## EXERCISE PROMPT
Return all of the material, keeping each line exactly as it is.

## DATA LISTING

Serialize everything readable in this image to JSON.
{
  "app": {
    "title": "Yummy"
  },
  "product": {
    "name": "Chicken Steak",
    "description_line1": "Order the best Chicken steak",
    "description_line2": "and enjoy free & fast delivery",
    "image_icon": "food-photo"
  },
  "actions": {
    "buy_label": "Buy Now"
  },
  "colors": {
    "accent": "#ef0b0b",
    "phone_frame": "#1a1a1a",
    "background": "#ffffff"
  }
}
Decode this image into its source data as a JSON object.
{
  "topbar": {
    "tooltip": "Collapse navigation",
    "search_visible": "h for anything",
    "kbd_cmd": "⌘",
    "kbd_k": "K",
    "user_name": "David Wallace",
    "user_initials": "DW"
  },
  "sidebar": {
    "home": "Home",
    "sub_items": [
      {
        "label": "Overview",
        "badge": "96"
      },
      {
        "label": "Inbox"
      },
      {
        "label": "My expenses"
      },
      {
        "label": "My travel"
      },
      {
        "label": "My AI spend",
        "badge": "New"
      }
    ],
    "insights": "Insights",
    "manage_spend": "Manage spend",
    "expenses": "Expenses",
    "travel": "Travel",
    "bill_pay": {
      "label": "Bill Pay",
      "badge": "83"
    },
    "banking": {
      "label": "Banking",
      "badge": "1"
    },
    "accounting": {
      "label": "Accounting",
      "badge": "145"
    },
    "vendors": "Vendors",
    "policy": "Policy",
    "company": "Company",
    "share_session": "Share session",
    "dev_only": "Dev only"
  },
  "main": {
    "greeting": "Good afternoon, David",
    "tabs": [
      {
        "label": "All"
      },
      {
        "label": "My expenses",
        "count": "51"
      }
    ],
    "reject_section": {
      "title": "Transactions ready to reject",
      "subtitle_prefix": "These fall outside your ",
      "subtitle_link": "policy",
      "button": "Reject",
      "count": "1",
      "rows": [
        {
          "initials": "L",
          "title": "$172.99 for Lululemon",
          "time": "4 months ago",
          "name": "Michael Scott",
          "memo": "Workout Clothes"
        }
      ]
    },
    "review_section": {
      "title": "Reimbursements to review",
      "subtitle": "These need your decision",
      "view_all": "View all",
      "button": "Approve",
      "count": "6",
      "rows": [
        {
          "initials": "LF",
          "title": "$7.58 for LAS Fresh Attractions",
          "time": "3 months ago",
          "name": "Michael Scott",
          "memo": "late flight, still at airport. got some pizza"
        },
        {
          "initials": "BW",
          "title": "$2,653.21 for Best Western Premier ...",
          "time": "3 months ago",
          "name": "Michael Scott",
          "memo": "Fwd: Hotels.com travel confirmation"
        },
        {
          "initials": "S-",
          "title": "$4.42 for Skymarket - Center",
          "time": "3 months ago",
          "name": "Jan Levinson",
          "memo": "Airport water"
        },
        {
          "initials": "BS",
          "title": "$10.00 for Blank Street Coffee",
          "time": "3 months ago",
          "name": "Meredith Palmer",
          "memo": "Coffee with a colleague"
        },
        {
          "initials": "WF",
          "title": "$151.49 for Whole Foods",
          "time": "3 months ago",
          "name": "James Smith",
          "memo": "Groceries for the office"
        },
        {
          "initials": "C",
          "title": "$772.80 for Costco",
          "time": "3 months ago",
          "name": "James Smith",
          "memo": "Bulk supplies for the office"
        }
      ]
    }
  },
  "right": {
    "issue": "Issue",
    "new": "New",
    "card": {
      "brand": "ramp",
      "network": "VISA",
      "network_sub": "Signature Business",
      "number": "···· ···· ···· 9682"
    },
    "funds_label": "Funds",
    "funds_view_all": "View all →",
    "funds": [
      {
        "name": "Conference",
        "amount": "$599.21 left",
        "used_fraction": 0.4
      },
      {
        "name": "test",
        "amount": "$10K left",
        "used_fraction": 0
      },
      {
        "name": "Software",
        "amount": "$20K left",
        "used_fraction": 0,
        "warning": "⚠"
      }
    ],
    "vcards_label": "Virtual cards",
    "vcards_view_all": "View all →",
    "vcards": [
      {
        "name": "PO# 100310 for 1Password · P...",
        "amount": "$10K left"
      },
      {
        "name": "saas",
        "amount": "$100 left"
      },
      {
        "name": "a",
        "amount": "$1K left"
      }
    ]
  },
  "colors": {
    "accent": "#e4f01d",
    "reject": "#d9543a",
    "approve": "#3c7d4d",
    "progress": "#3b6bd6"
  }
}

## OUTPUT OF THE TASK
Serialize everything readable in this image to JSON.
{
  "app": {
    "title": "Yummy"
  },
  "product": {
    "name": "Chicken Steak",
    "description_line1": "Order the best Chicken steak",
    "description_line2": "and enjoy free & fast delivery",
    "image_icon": "food-photo"
  },
  "actions": {
    "buy_label": "Buy Now"
  },
  "colors": {
    "accent": "#ef0b0b",
    "phone_frame": "#1a1a1a",
    "background": "#ffffff"
  }
}
Decode this image into its source data as a JSON object.
{
  "topbar": {
    "tooltip": "Collapse navigation",
    "search_visible": "h for anything",
    "kbd_cmd": "⌘",
    "kbd_k": "K",
    "user_name": "David Wallace",
    "user_initials": "DW"
  },
  "sidebar": {
    "home": "Home",
    "sub_items": [
      {
        "label": "Overview",
        "badge": "96"
      },
      {
        "label": "Inbox"
      },
      {
        "label": "My expenses"
      },
      {
        "label": "My travel"
      },
      {
        "label": "My AI spend",
        "badge": "New"
      }
    ],
    "insights": "Insights",
    "manage_spend": "Manage spend",
    "expenses": "Expenses",
    "travel": "Travel",
    "bill_pay": {
      "label": "Bill Pay",
      "badge": "83"
    },
    "banking": {
      "label": "Banking",
      "badge": "1"
    },
    "accounting": {
      "label": "Accounting",
      "badge": "145"
    },
    "vendors": "Vendors",
    "policy": "Policy",
    "company": "Company",
    "share_session": "Share session",
    "dev_only": "Dev only"
  },
  "main": {
    "greeting": "Good afternoon, David",
    "tabs": [
      {
        "label": "All"
      },
      {
        "label": "My expenses",
        "count": "51"
      }
    ],
    "reject_section": {
      "title": "Transactions ready to reject",
      "subtitle_prefix": "These fall outside your ",
      "subtitle_link": "policy",
      "button": "Reject",
      "count": "1",
      "rows": [
        {
          "initials": "L",
          "title": "$172.99 for Lululemon",
          "time": "4 months ago",
          "name": "Michael Scott",
          "memo": "Workout Clothes"
        }
      ]
    },
    "review_section": {
      "title": "Reimbursements to review",
      "subtitle": "These need your decision",
      "view_all": "View all",
      "button": "Approve",
      "count": "6",
      "rows": [
        {
          "initials": "LF",
          "title": "$7.58 for LAS Fresh Attractions",
          "time": "3 months ago",
          "name": "Michael Scott",
          "memo": "late flight, still at airport. got some pizza"
        },
        {
          "initials": "BW",
          "title": "$2,653.21 for Best Western Premier ...",
          "time": "3 months ago",
          "name": "Michael Scott",
          "memo": "Fwd: Hotels.com travel confirmation"
        },
        {
          "initials": "S-",
          "title": "$4.42 for Skymarket - Center",
          "time": "3 months ago",
          "name": "Jan Levinson",
          "memo": "Airport water"
        },
        {
          "initials": "BS",
          "title": "$10.00 for Blank Street Coffee",
          "time": "3 months ago",
          "name": "Meredith Palmer",
          "memo": "Coffee with a colleague"
        },
        {
          "initials": "WF",
          "title": "$151.49 for Whole Foods",
          "time": "3 months ago",
          "name": "James Smith",
          "memo": "Groceries for the office"
        },
        {
          "initials": "C",
          "title": "$772.80 for Costco",
          "time": "3 months ago",
          "name": "James Smith",
          "memo": "Bulk supplies for the office"
        }
      ]
    }
  },
  "right": {
    "issue": "Issue",
    "new": "New",
    "card": {
      "brand": "ramp",
      "network": "VISA",
      "network_sub": "Signature Business",
      "number": "···· ···· ···· 9682"
    },
    "funds_label": "Funds",
    "funds_view_all": "View all →",
    "funds": [
      {
        "name": "Conference",
        "amount": "$599.21 left",
        "used_fraction": 0.4
      },
      {
        "name": "test",
        "amount": "$10K left",
        "used_fraction": 0
      },
      {
        "name": "Software",
        "amount": "$20K left",
        "used_fraction": 0,
        "warning": "⚠"
      }
    ],
    "vcards_label": "Virtual cards",
    "vcards_view_all": "View all →",
    "vcards": [
      {
        "name": "PO# 100310 for 1Password · P...",
        "amount": "$10K left"
      },
      {
        "name": "saas",
        "amount": "$100 left"
      },
      {
        "name": "a",
        "amount": "$1K left"
      }
    ]
  },
  "colors": {
    "accent": "#e4f01d",
    "reject": "#d9543a",
    "approve": "#3c7d4d",
    "progress": "#3b6bd6"
  }
}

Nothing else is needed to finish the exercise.